* **Provided information**
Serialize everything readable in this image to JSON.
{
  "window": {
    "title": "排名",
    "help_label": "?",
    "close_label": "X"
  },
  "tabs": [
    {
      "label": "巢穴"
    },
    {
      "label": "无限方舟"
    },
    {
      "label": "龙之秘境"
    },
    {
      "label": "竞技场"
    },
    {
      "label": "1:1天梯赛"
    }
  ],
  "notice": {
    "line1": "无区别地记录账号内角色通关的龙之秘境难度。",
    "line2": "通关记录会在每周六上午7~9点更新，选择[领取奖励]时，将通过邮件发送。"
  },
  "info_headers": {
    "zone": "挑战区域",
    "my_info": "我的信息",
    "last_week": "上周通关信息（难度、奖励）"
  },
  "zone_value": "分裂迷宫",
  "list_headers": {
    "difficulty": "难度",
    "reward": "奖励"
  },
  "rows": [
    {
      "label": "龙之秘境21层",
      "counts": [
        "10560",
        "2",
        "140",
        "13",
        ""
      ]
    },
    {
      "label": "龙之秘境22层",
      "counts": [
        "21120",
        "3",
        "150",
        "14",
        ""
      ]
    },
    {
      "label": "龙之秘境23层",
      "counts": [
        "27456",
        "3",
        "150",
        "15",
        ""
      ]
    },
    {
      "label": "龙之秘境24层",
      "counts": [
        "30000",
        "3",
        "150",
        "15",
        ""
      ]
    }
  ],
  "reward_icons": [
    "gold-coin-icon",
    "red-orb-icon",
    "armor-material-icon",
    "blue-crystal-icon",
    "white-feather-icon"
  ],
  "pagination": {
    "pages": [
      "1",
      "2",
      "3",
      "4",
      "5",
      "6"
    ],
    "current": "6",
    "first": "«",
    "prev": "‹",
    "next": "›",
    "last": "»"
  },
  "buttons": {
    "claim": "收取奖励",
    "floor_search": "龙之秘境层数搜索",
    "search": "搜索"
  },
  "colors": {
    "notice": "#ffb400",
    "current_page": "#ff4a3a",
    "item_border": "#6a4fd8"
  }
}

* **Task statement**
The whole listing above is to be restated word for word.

* **Solution to this task**
Serialize everything readable in this image to JSON.
{
  "window": {
    "title": "排名",
    "help_label": "?",
    "close_label": "X"
  },
  "tabs": [
    {
      "label": "巢穴"
    },
    {
      "label": "无限方舟"
    },
    {
      "label": "龙之秘境"
    },
    {
      "label": "竞技场"
    },
    {
      "label": "1:1天梯赛"
    }
  ],
  "notice": {
    "line1": "无区别地记录账号内角色通关的龙之秘境难度。",
    "line2": "通关记录会在每周六上午7~9点更新，选择[领取奖励]时，将通过邮件发送。"
  },
  "info_headers": {
    "zone": "挑战区域",
    "my_info": "我的信息",
    "last_week": "上周通关信息（难度、奖励）"
  },
  "zone_value": "分裂迷宫",
  "list_headers": {
    "difficulty": "难度",
    "reward": "奖励"
  },
  "rows": [
    {
      "label": "龙之秘境21层",
      "counts": [
        "10560",
        "2",
        "140",
        "13",
        ""
      ]
    },
    {
      "label": "龙之秘境22层",
      "counts": [
        "21120",
        "3",
        "150",
        "14",
        ""
      ]
    },
    {
      "label": "龙之秘境23层",
      "counts": [
        "27456",
        "3",
        "150",
        "15",
        ""
      ]
    },
    {
      "label": "龙之秘境24层",
      "counts": [
        "30000",
        "3",
        "150",
        "15",
        ""
      ]
    }
  ],
  "reward_icons": [
    "gold-coin-icon",
    "red-orb-icon",
    "armor-material-icon",
    "blue-crystal-icon",
    "white-feather-icon"
  ],
  "pagination": {
    "pages": [
      "1",
      "2",
      "3",
      "4",
      "5",
      "6"
    ],
    "current": "6",
    "first": "«",
    "prev": "‹",
    "next": "›",
    "last": "»"
  },
  "buttons": {
    "claim": "收取奖励",
    "floor_search": "龙之秘境层数搜索",
    "search": "搜索"
  },
  "colors": {
    "notice": "#ffb400",
    "current_page": "#ff4a3a",
    "item_border": "#6a4fd8"
  }
}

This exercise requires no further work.